Huawei staff pair up with Chinese military on research
Huawei employees have teamed up with Chinese military scientists to carry out research, a collaboration that challenges the telecom giant's assertion that it has no ties to the country's government or armed forces.
Founded by former People's Liberation Army (PLA) engineer Ren Zhengfei, Washington suspects Huawei has deep ties to China's military and thus poses a security threat.
US President Donald Trump placed Huawei last month on a blacklist prohibiting US firms from selling components to the company, raising tensions in the US-China trade war. A 90-day reprieve was granted.
Several research papers published since 2009 show Huawei employees have worked with researchers at different arms of the People's Liberation Army, according to an AFP review of academic papers. Bloomberg News first reported on the collaborations.
Military and private sector collaboration is common in many countries but Huawei has gone to great lengths to deny any close relationship with the Chinese government or military.
Microsoft researchers in China for instance raised eyebrows earlier this year for their work with scholars affiliated with a Chinese military-backed university—researchers from the same university worked with a Huawei employee on at least one project.

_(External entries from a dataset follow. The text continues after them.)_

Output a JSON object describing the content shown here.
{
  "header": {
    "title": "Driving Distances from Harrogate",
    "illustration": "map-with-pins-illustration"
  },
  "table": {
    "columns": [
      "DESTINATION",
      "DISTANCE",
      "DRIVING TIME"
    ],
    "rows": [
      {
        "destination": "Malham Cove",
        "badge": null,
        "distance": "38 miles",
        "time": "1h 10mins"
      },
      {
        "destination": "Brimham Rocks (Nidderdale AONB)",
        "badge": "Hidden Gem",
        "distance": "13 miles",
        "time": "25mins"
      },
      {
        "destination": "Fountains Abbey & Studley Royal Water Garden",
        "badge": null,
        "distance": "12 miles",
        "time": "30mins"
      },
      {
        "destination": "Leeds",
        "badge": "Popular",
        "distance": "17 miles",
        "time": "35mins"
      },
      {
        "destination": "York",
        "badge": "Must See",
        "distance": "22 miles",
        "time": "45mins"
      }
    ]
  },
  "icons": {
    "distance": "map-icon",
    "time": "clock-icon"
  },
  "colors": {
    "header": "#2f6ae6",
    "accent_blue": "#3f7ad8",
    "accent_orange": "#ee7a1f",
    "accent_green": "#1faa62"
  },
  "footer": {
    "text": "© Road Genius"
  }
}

Huawei employees and PLA members have worked together on at least 10 research projects including artificial intelligence and radio communications, according to Bloomberg News.
Ren has denied Huawei maintains military connections.
"We don't have any R&D collaboration or partnerships with the PLA-affiliated institutions," Ren told journalists in January, according to a Huawei transcript.
"We are probably selling a small amount of civilian products to the PLA, but I don't know the exact number, because it is not our major customer," he said at the time.
But the academic papers list the names of the researchers and the Huawei units they work for.
'No military background'
An employee at Huawei's Shanghai office is listed as the lead author of one research project alongside a member of PLA unit 78156 and another researcher at an investigative centre under the Central Military Commission.
The project focused on better understanding and classifying the emotions of comments on online videos and appeared to be funded by a Chinese government information security programme.
Another paper was authored by an employee at Huawei's Beijing office who teamed up with a computer scientist from the National University of Defense Technology, and other researchers, to look into methods of analysing software quality, security and reliability.
Huawei is not aware of its employees publishing research papers in their individual capacity, a company spokeswoman said in a statement, adding that Huawei does not have any R&D collaboration with PLA-affiliated institutions.
The defence ministry said it does not comment on academic research.
"As everybody knows Huawei is a privately-owned company that has developed independently," added ministry spokesman Ren Guoqiang at a monthly briefing on Thursday.
"There is no such thing as (Huawei) having a Chinese military background," he said.
Since coming under fire from Washington last year, Huawei has adopted an aggressive media push to deny the alleged close relations with Beijing and espionage accusations.
But the denials, particularly from founder and CEO Ren, have occasionally led to messaging mishaps for the company.
In an interview with the BBC in February, Ren denied that Huawei received government subsidies.
But Huawei records show the company has taken in hundreds of millions of dollars in research grants from the Chinese government over the last decade—in addition to being awarded heavily subsidised land and massive credit lines from state policy banks to help sell its telecom gear abroad.
A Huawei spokeswoman later told AFP that Ren meant Huawei did not receive any "special" subsidies from the government.
© 2019 AFP